Intervening in violent situations

Many people mistakenly believe that they have only two options in instances of actual or potential violence – intervene physically and possibly expose themselves to personal harm, or do nothing.

Abusive situations can be dangerous – stop and think before getting into them and keep your distance.  Just by standing and making it clear you are watching says to the violent person that it’s not okay to be abusive.  It also tells the person being abused that someone cares and she is important.  When violence isn’t challenged, it leaves all of us feeling unsafe.

Things to do from a safe distance;

1. If you have a cellphone, call the police

2. Tell the violent person clearly that his actions are not okay.

3. Talk to the victim to help her feel safe.

4. Call on help from other people nearby.

5. Create a distraction to stop the violence.

6. Stand where the violent person can see that his actions are being witnessed.

(Note: The language here reflects situations involving a male perpetrator and female victim. We recognise of course that men too can be victims of violence while women can be perpetrators.)

Further responses may be appropriate depending on the situation.
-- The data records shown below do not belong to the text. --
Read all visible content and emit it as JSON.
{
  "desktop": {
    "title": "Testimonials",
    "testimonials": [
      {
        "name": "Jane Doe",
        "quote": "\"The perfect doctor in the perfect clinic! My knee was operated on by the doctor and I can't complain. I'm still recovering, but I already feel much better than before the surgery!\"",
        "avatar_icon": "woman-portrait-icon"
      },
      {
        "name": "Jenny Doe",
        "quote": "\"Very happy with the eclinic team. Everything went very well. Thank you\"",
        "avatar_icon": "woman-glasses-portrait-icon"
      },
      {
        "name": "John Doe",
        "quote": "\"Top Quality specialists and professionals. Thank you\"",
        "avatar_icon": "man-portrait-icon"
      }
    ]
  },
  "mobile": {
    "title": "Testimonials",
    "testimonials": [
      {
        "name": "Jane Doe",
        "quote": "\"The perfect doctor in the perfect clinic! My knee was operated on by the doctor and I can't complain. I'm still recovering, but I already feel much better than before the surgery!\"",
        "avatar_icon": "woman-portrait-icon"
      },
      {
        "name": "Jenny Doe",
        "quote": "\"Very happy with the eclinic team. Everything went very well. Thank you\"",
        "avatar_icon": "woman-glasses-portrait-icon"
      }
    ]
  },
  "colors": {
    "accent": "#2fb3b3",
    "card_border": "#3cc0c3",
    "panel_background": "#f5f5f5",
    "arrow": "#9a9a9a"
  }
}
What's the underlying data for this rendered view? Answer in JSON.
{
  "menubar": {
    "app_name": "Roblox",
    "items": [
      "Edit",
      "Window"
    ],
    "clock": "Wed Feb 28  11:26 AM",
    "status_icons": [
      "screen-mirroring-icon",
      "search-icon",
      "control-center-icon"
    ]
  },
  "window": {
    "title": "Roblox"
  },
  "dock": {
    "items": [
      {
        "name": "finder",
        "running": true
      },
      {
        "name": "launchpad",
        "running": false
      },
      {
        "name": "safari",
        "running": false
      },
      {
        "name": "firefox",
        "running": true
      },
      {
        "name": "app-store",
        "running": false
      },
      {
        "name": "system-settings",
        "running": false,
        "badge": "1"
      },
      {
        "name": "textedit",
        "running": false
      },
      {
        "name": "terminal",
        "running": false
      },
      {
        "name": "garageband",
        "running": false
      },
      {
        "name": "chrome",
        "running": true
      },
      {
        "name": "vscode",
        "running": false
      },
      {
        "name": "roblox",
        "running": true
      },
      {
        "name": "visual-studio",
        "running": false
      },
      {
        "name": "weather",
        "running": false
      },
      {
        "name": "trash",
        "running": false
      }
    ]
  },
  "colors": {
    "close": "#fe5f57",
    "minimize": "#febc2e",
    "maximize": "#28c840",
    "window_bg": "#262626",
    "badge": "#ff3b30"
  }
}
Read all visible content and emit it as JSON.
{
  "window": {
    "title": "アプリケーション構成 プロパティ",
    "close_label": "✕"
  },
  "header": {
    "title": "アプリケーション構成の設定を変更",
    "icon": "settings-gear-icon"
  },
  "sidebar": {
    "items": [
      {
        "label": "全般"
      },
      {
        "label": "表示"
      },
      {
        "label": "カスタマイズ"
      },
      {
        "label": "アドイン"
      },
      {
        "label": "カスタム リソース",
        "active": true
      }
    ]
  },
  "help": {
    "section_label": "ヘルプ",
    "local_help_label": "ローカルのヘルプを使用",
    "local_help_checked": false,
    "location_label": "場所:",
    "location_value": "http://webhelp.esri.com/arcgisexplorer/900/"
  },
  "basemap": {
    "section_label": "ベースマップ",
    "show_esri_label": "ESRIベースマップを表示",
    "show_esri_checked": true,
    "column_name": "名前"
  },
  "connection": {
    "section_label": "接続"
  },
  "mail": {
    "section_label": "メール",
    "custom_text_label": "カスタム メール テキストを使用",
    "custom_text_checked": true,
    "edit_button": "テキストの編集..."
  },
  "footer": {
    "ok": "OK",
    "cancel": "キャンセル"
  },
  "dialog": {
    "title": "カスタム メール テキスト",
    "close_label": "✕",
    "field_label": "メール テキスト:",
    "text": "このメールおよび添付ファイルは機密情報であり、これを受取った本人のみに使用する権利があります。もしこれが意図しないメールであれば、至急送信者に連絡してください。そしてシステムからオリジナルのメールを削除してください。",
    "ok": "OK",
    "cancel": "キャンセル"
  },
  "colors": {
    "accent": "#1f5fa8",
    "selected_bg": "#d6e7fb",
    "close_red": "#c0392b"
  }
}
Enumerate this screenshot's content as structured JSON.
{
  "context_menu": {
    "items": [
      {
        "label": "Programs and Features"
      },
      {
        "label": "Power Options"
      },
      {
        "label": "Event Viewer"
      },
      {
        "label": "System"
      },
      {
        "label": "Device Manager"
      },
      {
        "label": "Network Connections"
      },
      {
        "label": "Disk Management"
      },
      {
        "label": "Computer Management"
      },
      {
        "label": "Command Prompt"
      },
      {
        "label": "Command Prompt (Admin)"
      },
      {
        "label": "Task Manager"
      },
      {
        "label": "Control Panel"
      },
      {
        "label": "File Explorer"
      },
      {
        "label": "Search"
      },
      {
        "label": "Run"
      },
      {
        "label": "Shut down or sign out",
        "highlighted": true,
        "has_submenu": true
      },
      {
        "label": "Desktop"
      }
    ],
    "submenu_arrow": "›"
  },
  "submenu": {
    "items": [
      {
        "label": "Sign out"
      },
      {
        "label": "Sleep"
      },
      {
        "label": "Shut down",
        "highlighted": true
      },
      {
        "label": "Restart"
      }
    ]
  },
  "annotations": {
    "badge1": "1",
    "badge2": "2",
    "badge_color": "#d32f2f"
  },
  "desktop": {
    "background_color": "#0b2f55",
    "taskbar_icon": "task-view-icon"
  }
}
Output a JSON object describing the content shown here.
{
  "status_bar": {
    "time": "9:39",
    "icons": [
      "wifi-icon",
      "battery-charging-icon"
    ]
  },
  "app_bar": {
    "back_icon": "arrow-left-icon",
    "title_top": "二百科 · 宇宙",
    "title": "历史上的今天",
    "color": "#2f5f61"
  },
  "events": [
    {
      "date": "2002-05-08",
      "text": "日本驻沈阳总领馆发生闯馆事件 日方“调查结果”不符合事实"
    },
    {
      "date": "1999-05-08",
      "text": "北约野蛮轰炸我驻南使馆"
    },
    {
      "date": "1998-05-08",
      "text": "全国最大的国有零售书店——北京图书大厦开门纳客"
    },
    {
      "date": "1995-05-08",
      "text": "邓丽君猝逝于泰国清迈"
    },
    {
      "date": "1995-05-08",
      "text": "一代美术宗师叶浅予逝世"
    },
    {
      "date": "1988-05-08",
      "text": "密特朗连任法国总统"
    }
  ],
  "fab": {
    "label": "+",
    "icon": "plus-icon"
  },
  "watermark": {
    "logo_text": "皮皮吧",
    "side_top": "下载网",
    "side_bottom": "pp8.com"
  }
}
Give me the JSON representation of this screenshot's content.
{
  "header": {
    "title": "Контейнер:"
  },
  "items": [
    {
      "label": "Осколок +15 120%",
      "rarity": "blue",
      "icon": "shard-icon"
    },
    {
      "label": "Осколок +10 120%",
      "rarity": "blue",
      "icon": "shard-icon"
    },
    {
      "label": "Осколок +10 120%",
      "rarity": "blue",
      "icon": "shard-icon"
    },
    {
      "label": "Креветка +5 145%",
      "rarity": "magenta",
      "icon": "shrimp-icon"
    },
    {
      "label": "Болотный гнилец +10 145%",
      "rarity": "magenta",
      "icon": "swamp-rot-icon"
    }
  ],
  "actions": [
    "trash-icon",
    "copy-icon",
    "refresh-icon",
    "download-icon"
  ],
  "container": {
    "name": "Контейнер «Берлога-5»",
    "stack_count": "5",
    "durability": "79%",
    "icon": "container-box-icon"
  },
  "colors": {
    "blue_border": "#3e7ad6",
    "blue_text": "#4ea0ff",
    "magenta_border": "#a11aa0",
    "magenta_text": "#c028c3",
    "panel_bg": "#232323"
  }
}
  • Where you come across a situation of violence in public or where other people are around, it can be useful to call out to the guy: “Hey, what are you doing?” “That’s not on.”
  • Stick around to make sure the situation has cooled down. Ask what’s going on, “Is everything alright?”, or just be there. This can slow down what’s happening. Make the man feel noticed, and offer practical assistance to the woman.
  • Talk to the woman – at some point – and let her know you saw what was going on and you’re willing to help her. When he calms down, either on the scene or later if you can, talk to him and tell him that what you witnessed was not okay, and he needs to get some help. If the abuser is someone you know, you could discuss the situation with some of his other friends and, together, decide on a course of action. Community and government agencies can help.
  • Become familiar with services available in your area. Find out the contact details for your local services.  The family violence helpline 0800 456 450 or is a good starting point for advice and information.